“Are you aware of any research or anecdotal reports on how successful moving far away is in stopping a sadistic stalker?”
That was followed by:
“Experts advise relocation to escape a sadistic stalker. I sold my home and moved far away to escape an acquaintance renter neighbor. What do experts say about the true effectiveness of this in actually escaping the stalker for good?”
“I have read studies where about twenty percent of survivors of various types of stalkers, not just sadistic as I experienced, said they thought the stalking stopped because they moved away.”
“Also read a study of 3000 stalking survivors who were asked if they ever got closure. Only one said she did because her stalker killed himself. Which brings up the interesting point of how do you know when the stalking has truly stopped?”
It is the steam engine effect. If you pester people relentlessly for a long time in a sinister and obscure way, they may continue to think that they are still being pestered, long after the pestering has stopped.
Just like when heat gets applied to water, it evaporates and continues to drive the engine when the water itself is gone.
That is not quite “going with the flow” or, rather, a different kind of going with the flow. Sometimes, you have to be the rock.
“Ann” is a name a particular person ha often used for me. It stems from a long period in which I was trying to find a better nickname for myself. Having moved around through various cultures – some with, some without the habit of using nicknames – means that I accumulated several nicknames and I no longer liked any of them. I “contemplated” Ann for a while. I’ve essentially been living without nicknames for many years now. When people ask, I usually give them my most recent one. It doesn’t matter.

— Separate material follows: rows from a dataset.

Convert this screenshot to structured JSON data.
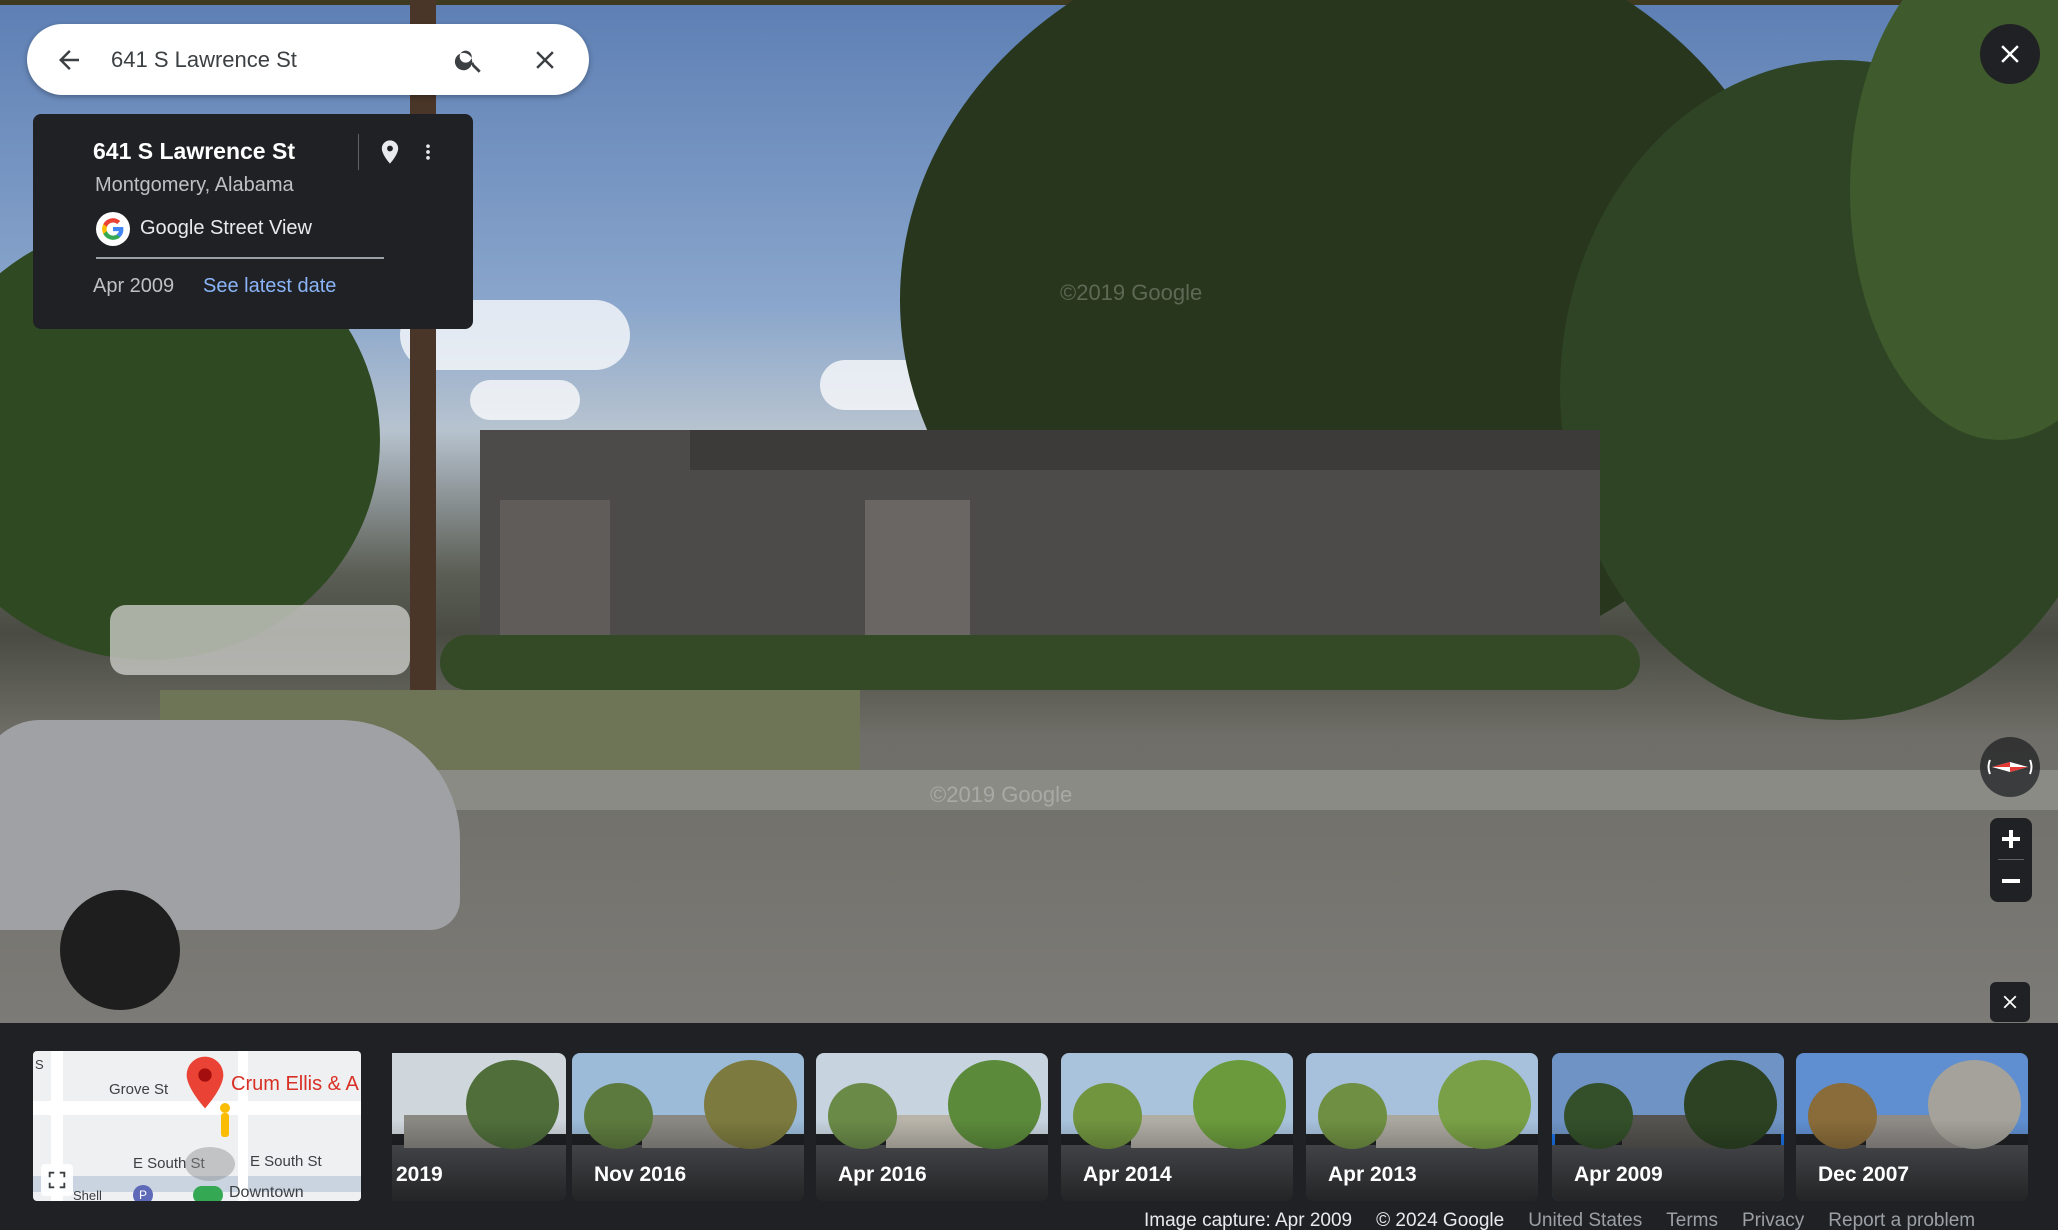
{
  "search": {
    "value": "641 S Lawrence St"
  },
  "info_card": {
    "title": "641 S Lawrence St",
    "subtitle": "Montgomery, Alabama",
    "provider": "Google Street View",
    "date": "Apr 2009",
    "latest_link": "See latest date"
  },
  "pano": {
    "watermark_1": "©2019 Google",
    "watermark_2": "©2019 Google"
  },
  "minimap": {
    "street_1": "Grove St",
    "street_2": "E South St",
    "street_3": "E South St",
    "place": "Crum Ellis & A",
    "area": "Downtown",
    "poi_badge": "P",
    "vertical_street": "S",
    "corner_label": "Shell"
  },
  "timeline": {
    "thumbs": [
      {
        "label": "2019"
      },
      {
        "label": "Nov 2016"
      },
      {
        "label": "Apr 2016"
      },
      {
        "label": "Apr 2014"
      },
      {
        "label": "Apr 2013"
      },
      {
        "label": "Apr 2009",
        "selected": true
      },
      {
        "label": "Dec 2007"
      }
    ]
  },
  "footer": {
    "capture": "Image capture: Apr 2009",
    "copyright": "© 2024 Google",
    "country": "United States",
    "terms": "Terms",
    "privacy": "Privacy",
    "report": "Report a problem"
  },
  "icons": {
    "back": "arrow-left-icon",
    "search": "search-icon",
    "clear": "close-icon",
    "pin": "map-pin-icon",
    "more": "more-vert-icon",
    "provider": "google-g-icon",
    "compass": "compass-icon",
    "zoom_in": "plus-icon",
    "zoom_out": "minus-icon",
    "expand": "fullscreen-icon"
  },
  "colors": {
    "panel": "#202124",
    "link": "#8ab4f8",
    "selected_outline": "#1a73e8"
  }
}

A related person felt that “Ann” suited me very well, that I was an “Ann”. That person has a dog these days who used to be called Tank, but I am sure that that is a mere coincidence. It is quite funny, though. It makes me smile.